Presentation on theme: "Chapter 9, Section 2. Groundwater Water that collects in the pores and empty spaces of soil and rocks. Estimated that 14% of freshwater is groundwater."— Presentation transcript:
Chapter 9, Section 2
Groundwater Water that collects in the pores and empty spaces of soil and rocks. Estimated that 14% of freshwater is groundwater. 30x more than that contained in all lakes and rivers.
Permeability Permeable Pores in rocks and soil are connected. Water can flow through the rock and soil. Impermeable Pores are few in number or not well connected.
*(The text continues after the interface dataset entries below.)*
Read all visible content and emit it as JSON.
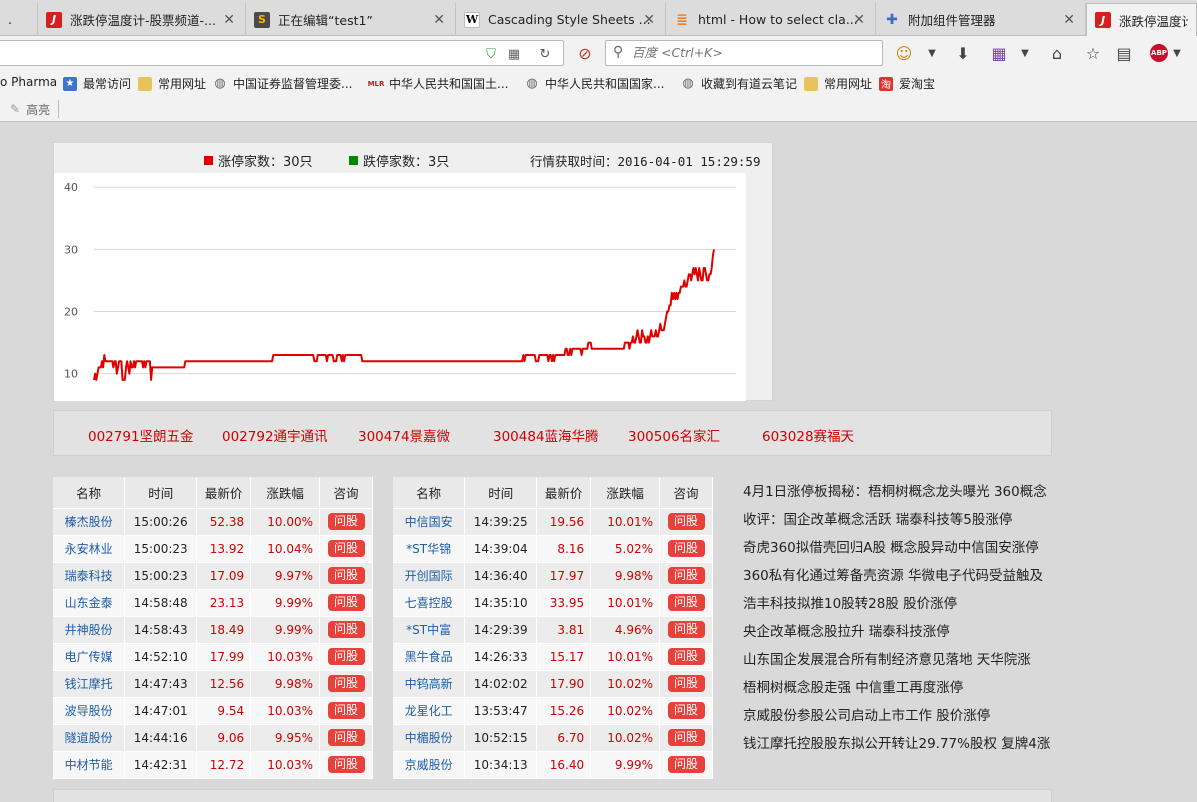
{
  "tabs": [
    {
      "title": ".",
      "favicon": "page-icon",
      "active": false
    },
    {
      "title": "涨跌停温度计-股票频道-...",
      "favicon": "jrj-logo-icon",
      "active": false
    },
    {
      "title": "正在编辑“test1”",
      "favicon": "sublime-icon",
      "active": false
    },
    {
      "title": "Cascading Style Sheets ...",
      "favicon": "wikipedia-icon",
      "active": false
    },
    {
      "title": "html - How to select cla...",
      "favicon": "stackoverflow-icon",
      "active": false
    },
    {
      "title": "附加组件管理器",
      "favicon": "puzzle-icon",
      "active": false
    },
    {
      "title": "涨跌停温度计-B",
      "favicon": "jrj-logo-icon",
      "active": true
    }
  ],
  "navbar": {
    "search_placeholder": "百度 <Ctrl+K>"
  },
  "bookmarks": [
    {
      "label": "o Pharma",
      "icon": "none"
    },
    {
      "label": "最常访问",
      "icon": "bookmark-folder-icon"
    },
    {
      "label": "常用网址",
      "icon": "folder-icon"
    },
    {
      "label": "中国证券监督管理委...",
      "icon": "globe-icon"
    },
    {
      "label": "中华人民共和国国土...",
      "icon": "mlr-logo-icon"
    },
    {
      "label": "中华人民共和国国家...",
      "icon": "globe-icon"
    },
    {
      "label": "收藏到有道云笔记",
      "icon": "globe-icon"
    },
    {
      "label": "常用网址",
      "icon": "folder-icon"
    },
    {
      "label": "爱淘宝",
      "icon": "taobao-icon"
    }
  ],
  "addon_bar": {
    "highlight_label": "高亮"
  },
  "chart_header": {
    "up_label": "涨停家数：30只",
    "down_label": "跌停家数：3只",
    "time_label": "行情获取时间：2016-04-01 15:29:59",
    "up_color": "#e00000",
    "down_color": "#008800"
  },
  "chart_data": {
    "type": "line",
    "title": "",
    "xlabel": "",
    "ylabel": "",
    "y_ticks": [
      "40",
      "30",
      "20",
      "10"
    ],
    "ylim": [
      6,
      41
    ],
    "grid": true,
    "series": [
      {
        "name": "涨停家数",
        "color": "#e00000",
        "values": [
          9,
          10,
          9,
          10,
          11,
          11,
          11,
          12,
          11,
          13,
          12,
          12,
          12,
          12,
          12,
          12,
          12,
          11,
          12,
          12,
          10,
          11,
          12,
          12,
          12,
          9,
          9,
          9,
          11,
          12,
          11,
          10,
          12,
          11,
          11,
          12,
          11,
          12,
          12,
          12,
          12,
          12,
          12,
          11,
          12,
          11,
          12,
          12,
          12,
          12,
          9,
          11,
          11,
          11,
          11,
          11,
          11,
          11,
          11,
          11,
          11,
          11,
          11,
          11,
          11,
          11,
          11,
          11,
          11,
          11,
          11,
          11,
          11,
          11,
          11,
          11,
          11,
          11,
          11,
          11,
          12,
          12,
          12,
          12,
          12,
          12,
          12,
          12,
          12,
          12,
          12,
          12,
          12,
          12,
          12,
          12,
          12,
          12,
          12,
          12,
          12,
          12,
          12,
          12,
          12,
          12,
          12,
          12,
          12,
          12,
          12,
          12,
          12,
          12,
          12,
          12,
          12,
          12,
          12,
          12,
          12,
          12,
          12,
          12,
          12,
          12,
          12,
          12,
          12,
          12,
          12,
          12,
          12,
          12,
          12,
          12,
          12,
          12,
          12,
          12,
          12,
          12,
          12,
          12,
          12,
          12,
          12,
          12,
          12,
          12,
          12,
          12,
          12,
          12,
          12,
          12,
          12,
          13,
          13,
          13,
          13,
          13,
          13,
          13,
          13,
          13,
          13,
          13,
          13,
          13,
          13,
          13,
          13,
          13,
          13,
          13,
          13,
          13,
          13,
          13,
          13,
          13,
          13,
          13,
          13,
          13,
          13,
          13,
          13,
          13,
          13,
          13,
          13,
          12,
          12,
          12,
          13,
          13,
          13,
          13,
          13,
          13,
          13,
          13,
          12,
          13,
          13,
          13,
          13,
          13,
          12,
          12,
          12,
          13,
          13,
          13,
          13,
          12,
          13,
          12,
          13,
          13,
          13,
          13,
          13,
          13,
          13,
          13,
          13,
          13,
          13,
          13,
          13,
          13,
          13,
          12,
          12,
          12,
          12,
          12,
          12,
          12,
          12,
          12,
          12,
          12,
          12,
          12,
          12,
          12,
          12,
          12,
          12,
          12,
          12,
          12,
          12,
          12,
          12,
          12,
          12,
          12,
          12,
          12,
          12,
          12,
          12,
          12,
          12,
          12,
          12,
          12,
          12,
          12,
          12,
          12,
          12,
          12,
          12,
          12,
          12,
          12,
          12,
          12,
          12,
          12,
          12,
          12,
          12,
          12,
          12,
          12,
          12,
          12,
          12,
          12,
          12,
          12,
          12,
          12,
          12,
          12,
          12,
          12,
          12,
          12,
          12,
          12,
          12,
          12,
          12,
          12,
          12,
          12,
          12,
          12,
          12,
          12,
          12,
          12,
          12,
          12,
          12,
          12,
          12,
          12,
          12,
          12,
          12,
          12,
          12,
          12,
          12,
          12,
          12,
          12,
          12,
          12,
          12,
          12,
          12,
          12,
          12,
          12,
          12,
          12,
          12,
          12,
          12,
          12,
          12,
          12,
          12,
          12,
          12,
          12,
          12,
          12,
          12,
          12,
          12,
          12,
          12,
          12,
          12,
          12,
          12,
          12,
          12,
          12,
          12,
          12,
          12,
          12,
          12,
          12,
          13,
          12,
          13,
          13,
          13,
          13,
          13,
          13,
          13,
          13,
          13,
          12,
          12,
          12,
          13,
          13,
          13,
          13,
          13,
          13,
          13,
          13,
          12,
          13,
          13,
          12,
          13,
          12,
          13,
          13,
          13,
          13,
          13,
          13,
          13,
          13,
          13,
          14,
          14,
          13,
          13,
          14,
          13,
          14,
          14,
          14,
          14,
          14,
          14,
          14,
          14,
          13,
          14,
          14,
          14,
          14,
          14,
          15,
          15,
          15,
          14,
          14,
          14,
          14,
          14,
          14,
          14,
          14,
          14,
          14,
          14,
          14,
          14,
          14,
          14,
          14,
          14,
          14,
          14,
          14,
          14,
          14,
          14,
          14,
          14,
          14,
          14,
          14,
          14,
          15,
          15,
          15,
          15,
          14,
          15,
          15,
          16,
          15,
          15,
          16,
          17,
          16,
          15,
          15,
          17,
          16,
          16,
          15,
          15,
          16,
          15,
          16,
          17,
          16,
          16,
          16,
          17,
          16,
          16,
          17,
          18,
          17,
          17,
          17,
          18,
          19,
          20,
          20,
          21,
          21,
          23,
          22,
          23,
          22,
          23,
          22,
          23,
          23,
          24,
          24,
          24,
          25,
          24,
          24,
          25,
          26,
          26,
          25,
          26,
          27,
          26,
          27,
          26,
          25,
          27,
          26,
          25,
          25,
          27,
          27,
          26,
          25,
          25,
          26,
          26,
          27,
          29,
          30
        ]
      }
    ],
    "down_series_note_visible": false
  },
  "stock_strip": [
    {
      "label": "002791坚朗五金"
    },
    {
      "label": "002792通宇通讯"
    },
    {
      "label": "300474景嘉微"
    },
    {
      "label": "300484蓝海华腾"
    },
    {
      "label": "300506名家汇"
    },
    {
      "label": "603028赛福天"
    }
  ],
  "table_headers": [
    "名称",
    "时间",
    "最新价",
    "涨跌幅",
    "咨询"
  ],
  "ask_label": "问股",
  "left_table": [
    {
      "name": "榛杰股份",
      "time": "15:00:26",
      "price": "52.38",
      "pct": "10.00%"
    },
    {
      "name": "永安林业",
      "time": "15:00:23",
      "price": "13.92",
      "pct": "10.04%"
    },
    {
      "name": "瑞泰科技",
      "time": "15:00:23",
      "price": "17.09",
      "pct": "9.97%"
    },
    {
      "name": "山东金泰",
      "time": "14:58:48",
      "price": "23.13",
      "pct": "9.99%"
    },
    {
      "name": "井神股份",
      "time": "14:58:43",
      "price": "18.49",
      "pct": "9.99%"
    },
    {
      "name": "电广传媒",
      "time": "14:52:10",
      "price": "17.99",
      "pct": "10.03%"
    },
    {
      "name": "钱江摩托",
      "time": "14:47:43",
      "price": "12.56",
      "pct": "9.98%"
    },
    {
      "name": "波导股份",
      "time": "14:47:01",
      "price": "9.54",
      "pct": "10.03%"
    },
    {
      "name": "隧道股份",
      "time": "14:44:16",
      "price": "9.06",
      "pct": "9.95%"
    },
    {
      "name": "中材节能",
      "time": "14:42:31",
      "price": "12.72",
      "pct": "10.03%"
    }
  ],
  "right_table": [
    {
      "name": "中信国安",
      "time": "14:39:25",
      "price": "19.56",
      "pct": "10.01%"
    },
    {
      "name": "*ST华锦",
      "time": "14:39:04",
      "price": "8.16",
      "pct": "5.02%"
    },
    {
      "name": "开创国际",
      "time": "14:36:40",
      "price": "17.97",
      "pct": "9.98%"
    },
    {
      "name": "七喜控股",
      "time": "14:35:10",
      "price": "33.95",
      "pct": "10.01%"
    },
    {
      "name": "*ST中富",
      "time": "14:29:39",
      "price": "3.81",
      "pct": "4.96%"
    },
    {
      "name": "黑牛食品",
      "time": "14:26:33",
      "price": "15.17",
      "pct": "10.01%"
    },
    {
      "name": "中钨高新",
      "time": "14:02:02",
      "price": "17.90",
      "pct": "10.02%"
    },
    {
      "name": "龙星化工",
      "time": "13:53:47",
      "price": "15.26",
      "pct": "10.02%"
    },
    {
      "name": "中楣股份",
      "time": "10:52:15",
      "price": "6.70",
      "pct": "10.02%"
    },
    {
      "name": "京威股份",
      "time": "10:34:13",
      "price": "16.40",
      "pct": "9.99%"
    }
  ],
  "news": [
    "4月1日涨停板揭秘：梧桐树概念龙头曝光 360概念",
    "收评：国企改革概念活跃 瑞泰科技等5股涨停",
    "奇虎360拟借壳回归A股 概念股异动中信国安涨停",
    "360私有化通过筹备壳资源 华微电子代码受益触及",
    "浩丰科技拟推10股转28股 股价涨停",
    "央企改革概念股拉升 瑞泰科技涨停",
    "山东国企发展混合所有制经济意见落地 天华院涨",
    "梧桐树概念股走强 中信重工再度涨停",
    "京威股份参股公司启动上市工作 股价涨停",
    "钱江摩托控股股东拟公开转让29.77%股权 复牌4涨"
  ]
}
Groundwater cannot flow through the rock or soil.
Groundwater Movement Groundwater will sink into the Earths crust until it reaches an impermeable layer. At this point, the water begins to fill up the pores in the rock.
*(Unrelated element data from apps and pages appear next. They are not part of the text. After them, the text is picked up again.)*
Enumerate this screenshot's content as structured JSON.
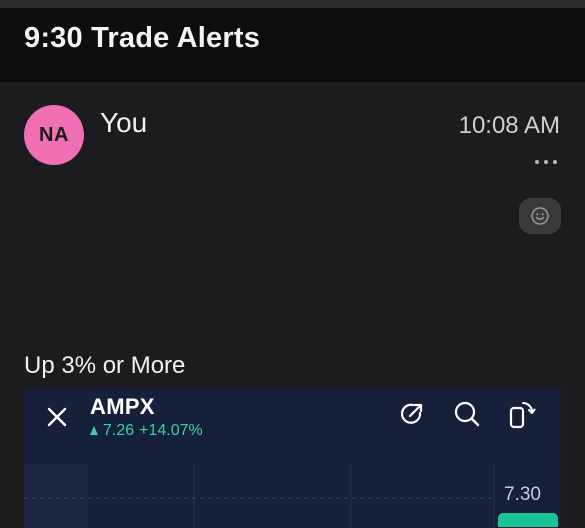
{
  "header": {
    "title": "9:30 Trade Alerts"
  },
  "message": {
    "avatar_initials": "NA",
    "avatar_color": "#f16fb4",
    "sender": "You",
    "timestamp": "10:08 AM",
    "more_icon": "more-horizontal-icon",
    "reaction_icon": "emoji-smile-icon",
    "caption": "Up 3% or More"
  },
  "card": {
    "ticker": "AMPX",
    "price": "7.26",
    "change": "+14.07%",
    "change_color": "#38d39f",
    "axis_price": "7.30",
    "icons": [
      "close-icon",
      "share-icon",
      "search-icon",
      "rotate-icon"
    ]
  }
}
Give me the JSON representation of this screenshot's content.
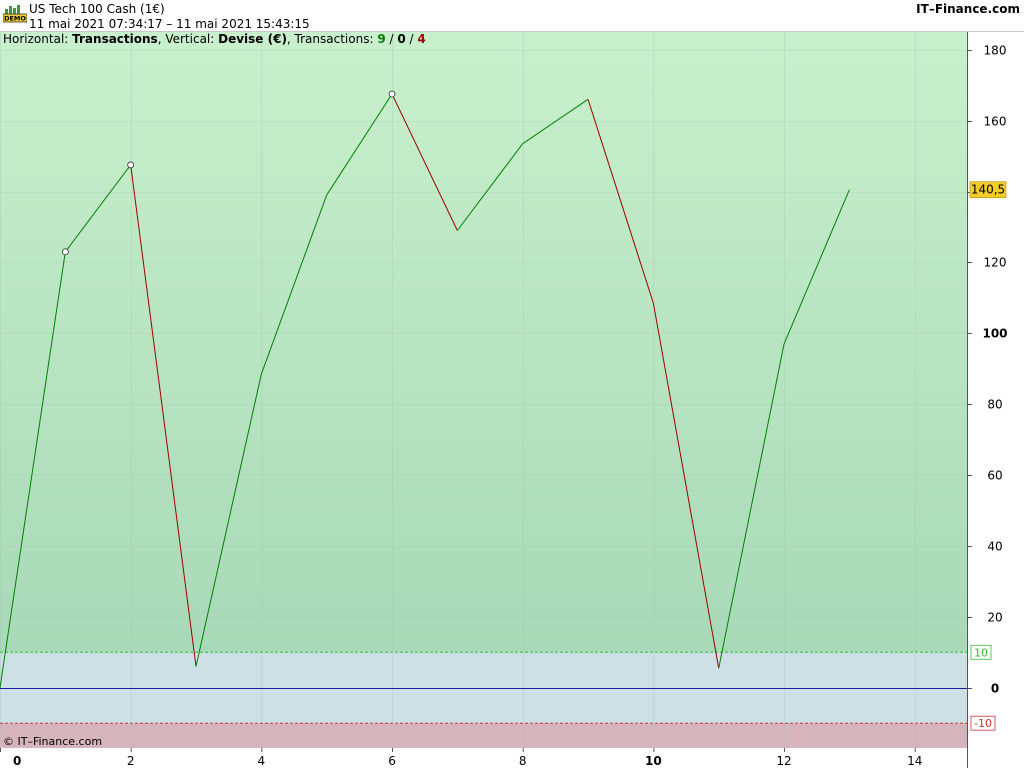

Groundwater Movement Zone of Saturation Area where all the pores are filled with water. Water Table The upper surface of the zone of saturation. Aquifer A permeable layer of rock that lets water flow freely.
Wells A well must extend into the zone of saturation to reach water. A pump brings water to the surface. If the water table drops below the depth of the well, the well will go dry. This can occur during droughts or if water is removed from the well at a quicker pace than it can be replaced. If the pore spaces in a larger area remain dry over an extended period of time, the land will sink.
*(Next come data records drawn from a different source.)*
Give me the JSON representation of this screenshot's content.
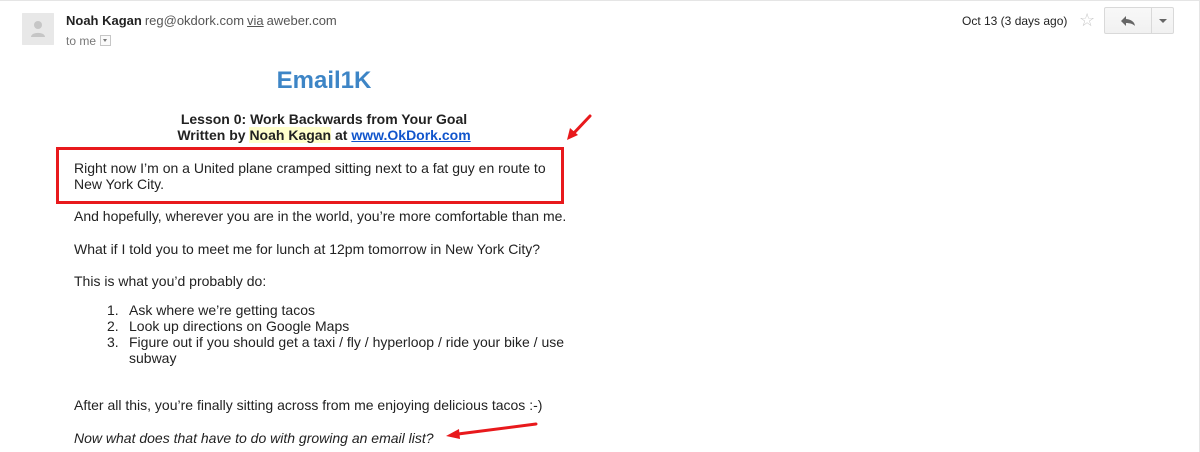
{
  "header": {
    "sender_name": "Noah Kagan",
    "sender_email": "reg@okdork.com",
    "via_label": "via",
    "via_domain": "aweber.com",
    "to_label": "to me",
    "date": "Oct 13 (3 days ago)",
    "icons": {
      "avatar": "person-silhouette-icon",
      "star": "star-outline-icon",
      "reply": "reply-arrow-icon",
      "more": "chevron-down-icon",
      "to_toggle": "dropdown-arrow-icon"
    }
  },
  "email": {
    "title": "Email1K",
    "lesson_title": "Lesson 0: Work Backwards from Your Goal",
    "written_by_prefix": "Written by",
    "author": "Noah Kagan",
    "at_word": "at",
    "website": "www.OkDork.com",
    "paragraphs": [
      "Right now I’m on a United plane cramped sitting next to a fat guy en route to New York City.",
      "And hopefully, wherever you are in the world, you’re more comfortable than me.",
      "What if I told you to meet me for lunch at 12pm tomorrow in New York City?",
      "This is what you’d probably do:"
    ],
    "steps": [
      {
        "num": "1.",
        "text": "Ask where we’re getting tacos"
      },
      {
        "num": "2.",
        "text": "Look up directions on Google Maps"
      },
      {
        "num": "3.",
        "text": "Figure out if you should get a taxi / fly / hyperloop / ride your bike / use subway"
      }
    ],
    "closing": "After all this, you’re finally sitting across from me enjoying delicious tacos :-)",
    "question": "Now what does that have to do with growing an email list?"
  },
  "colors": {
    "title_blue": "#3d85c6",
    "link_blue": "#1155cc",
    "highlight_yellow": "#ffffcc",
    "annotation_red": "#e8191c"
  }
}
Wells Artesian Wells A well in which water rises to the surface under natural pressure. Doesnt need a pump. Aquifer for the well is located in between two sloping impermeable layers. Water enters the higher end of the aquifer and puts pressure on the water in the lower end of the aquifer. If a well is drilled in the lower end of the aquifer, the water will naturally move up the well.
Springs Found on hillsides or other areas where the water table meets a sloping surface, allowing ground water to flow onto the surface. Water is usually cool because of the insulating qualities of the rock and soil in which it was contained. If the water is heated by nearby magma, the water comes to the surface as a hot spring.
Geysers A hot spring that periodically erupts. How it works: Groundwater is heated to high temps causing it to expand. The expansion forces some of the water out of the ground which drops the pressure on the remaining water. The drop in pressure causes the remaining water to quickly boil and produce steam. The steam and any remaining water shoot out of the ground.
Cave Formation Water mixes with carbon dioxide gas to form carbonic acid. Acidic groundwater moves through pores and cracks in limestone, dissolving the rock. Eventually a cave is formed.
Stalactites and Stalagmites Formed by deposits of calcium carbonate that have been dissolved from limestone. Calcium carbonate is left behind in a cave when water evaporates. Stalactites Hang from ceilings Stalagmites Grow on the floor
Sinkholes A depression that forms when the roof of a cave collapses or when material near the surface dissolves Form in areas with lots of rain and lots of limestone (like Florida and Kentucky)